“We are seeking urgent conversations with our colleagues in Ghana to ask why – not least in the light of the communique signed by all Anglican Primates in 2016, in which they pledged to reject criminal sanctions against members of the LGBT+ community, and to challenge homophobia.
“We strongly oppose the bill currently being considered by the Ghanaian Parliament, which proposes imprisonment of members of the LGBT+ community for being who they are, and to criminalise those who wish to support them. We believe this to be a fundamental violation of people’s human rights, which we believe will lead to state-sponsored violence that will threaten the lives of those in the LGBT+ community and their friends. As Christians, we also believe this stigmatises people in a way that does not affirm the value of each person as a unique individual, created in God’s image.

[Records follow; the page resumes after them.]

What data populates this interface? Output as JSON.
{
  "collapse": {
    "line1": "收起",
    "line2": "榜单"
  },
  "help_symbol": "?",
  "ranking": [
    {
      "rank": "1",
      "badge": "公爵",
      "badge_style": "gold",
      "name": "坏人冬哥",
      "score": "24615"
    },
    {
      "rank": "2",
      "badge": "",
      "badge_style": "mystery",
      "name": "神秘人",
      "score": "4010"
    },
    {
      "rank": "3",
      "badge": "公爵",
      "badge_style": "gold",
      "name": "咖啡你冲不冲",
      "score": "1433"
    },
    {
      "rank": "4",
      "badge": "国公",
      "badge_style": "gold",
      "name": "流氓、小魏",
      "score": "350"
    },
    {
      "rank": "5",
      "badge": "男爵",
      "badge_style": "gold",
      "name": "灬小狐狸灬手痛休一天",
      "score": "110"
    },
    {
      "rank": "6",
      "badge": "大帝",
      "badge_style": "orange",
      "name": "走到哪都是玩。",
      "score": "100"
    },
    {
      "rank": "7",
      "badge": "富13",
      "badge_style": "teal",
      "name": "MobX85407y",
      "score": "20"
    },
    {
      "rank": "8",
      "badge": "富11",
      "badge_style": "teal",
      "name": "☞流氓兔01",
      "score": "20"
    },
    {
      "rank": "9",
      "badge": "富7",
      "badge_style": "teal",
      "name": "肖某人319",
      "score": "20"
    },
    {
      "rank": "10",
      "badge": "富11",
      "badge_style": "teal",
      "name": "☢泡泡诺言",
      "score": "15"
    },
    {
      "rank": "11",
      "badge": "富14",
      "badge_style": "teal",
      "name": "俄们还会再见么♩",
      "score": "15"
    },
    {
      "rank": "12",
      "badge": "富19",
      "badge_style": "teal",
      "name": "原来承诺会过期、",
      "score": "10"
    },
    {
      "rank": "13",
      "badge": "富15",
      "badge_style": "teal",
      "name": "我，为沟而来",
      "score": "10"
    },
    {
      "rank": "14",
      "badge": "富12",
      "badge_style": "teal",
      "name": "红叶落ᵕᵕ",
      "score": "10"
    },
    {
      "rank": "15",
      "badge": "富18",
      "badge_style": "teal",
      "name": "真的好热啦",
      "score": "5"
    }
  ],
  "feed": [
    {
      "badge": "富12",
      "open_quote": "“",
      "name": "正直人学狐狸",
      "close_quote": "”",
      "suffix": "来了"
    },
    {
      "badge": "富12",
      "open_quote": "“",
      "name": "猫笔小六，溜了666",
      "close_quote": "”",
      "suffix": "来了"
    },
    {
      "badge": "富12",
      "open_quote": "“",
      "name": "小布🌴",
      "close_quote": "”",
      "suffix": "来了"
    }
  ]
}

“We are committed to our relationship with our Anglican brothers and sisters in Ghana, and there is much mutual respect. Our close relationship prompts us to challenge each other as fellow disciples of Jesus Christ, sharpening each other’s thinking and speaking up against injustice in our respective countries.”
Statement made by:
- The Rt Rev Jonathan Frost, Dean of York and Bishop-designate of Portsmouth
- The Rt Rev Rob Wickham, commissary bishop for the Diocese of Portsmouth
- The Very Rev Anthony Cane, Dean of Portsmouth
- The Ven Peter Leonard, Archdeacon of the Isle of Wight
- The Ven Jenny Rowley, Archdeacon of Portsdown
- Canon Will Hughes, acting Archdeacon of the Meon
- The Rev Allie Kerr, associate Archdeacon of the Isle of Wight
- Victoria James, Diocesan Secretary
- The Rev Max Cross, chairman of Portsmouth’s Inter-Diocesan West Africa Link (IDWAL) committee
The Archbishop of Canterbury has issued this: Archbishop of Canterbury’s statement on Ghana’s anti-LGBTQ+ Bill
The Archbishop of Canterbury, the Most Revd Justin Welby, said today:
“I am gravely concerned by the draft anti-LGBTQ+ Bill due to be debated by the Ghanaian parliament. I will be speaking with the Archbishop of Ghana in the coming days to discuss the Anglican Church of Ghana’s response to the Bill.
“The majority of Anglicans within the global Anglican Communion are committed to upholding both the traditional teaching on marriage as laid out in the 1998 Lambeth Conference Resolution I:10, and the rights of every person, regardless of sexual orientation, before the law. In Resolution I:10, the Anglican Communion also made a commitment “to assure [LGBTQ+ people] that they are loved by God and that all baptised, believing and faithful persons, regardless of sexual orientation, are full members of the Body of Christ.” Meanwhile on numerous occasions the Primates of the Anglican Communion have stated their opposition to the criminalisation of same-sex attracted people: most recently, and unanimously, in the communiqué of the 2016 Primates’ Meeting.
“I remind our brothers and sisters in the Anglican Church of Ghana of these commitments.
“We are a global family of churches, but the mission of the church is the same in every culture and country: to demonstrate, through its actions and words, God’s offer of unconditional love to every human being through Jesus Christ.”
1. The 1998 Lambeth Conference Resolution I.10: https://www.anglicancommunion.org/resources/document-library/lambeth-conference/1998/section-i-called-to-full-humanity/section-i10-human-sexuality
2. The 2016 Primates’ Meeting Communiqué: https://www.anglicannews.org/features/2016/01/communique-from-the-primates-meeting-2016.aspx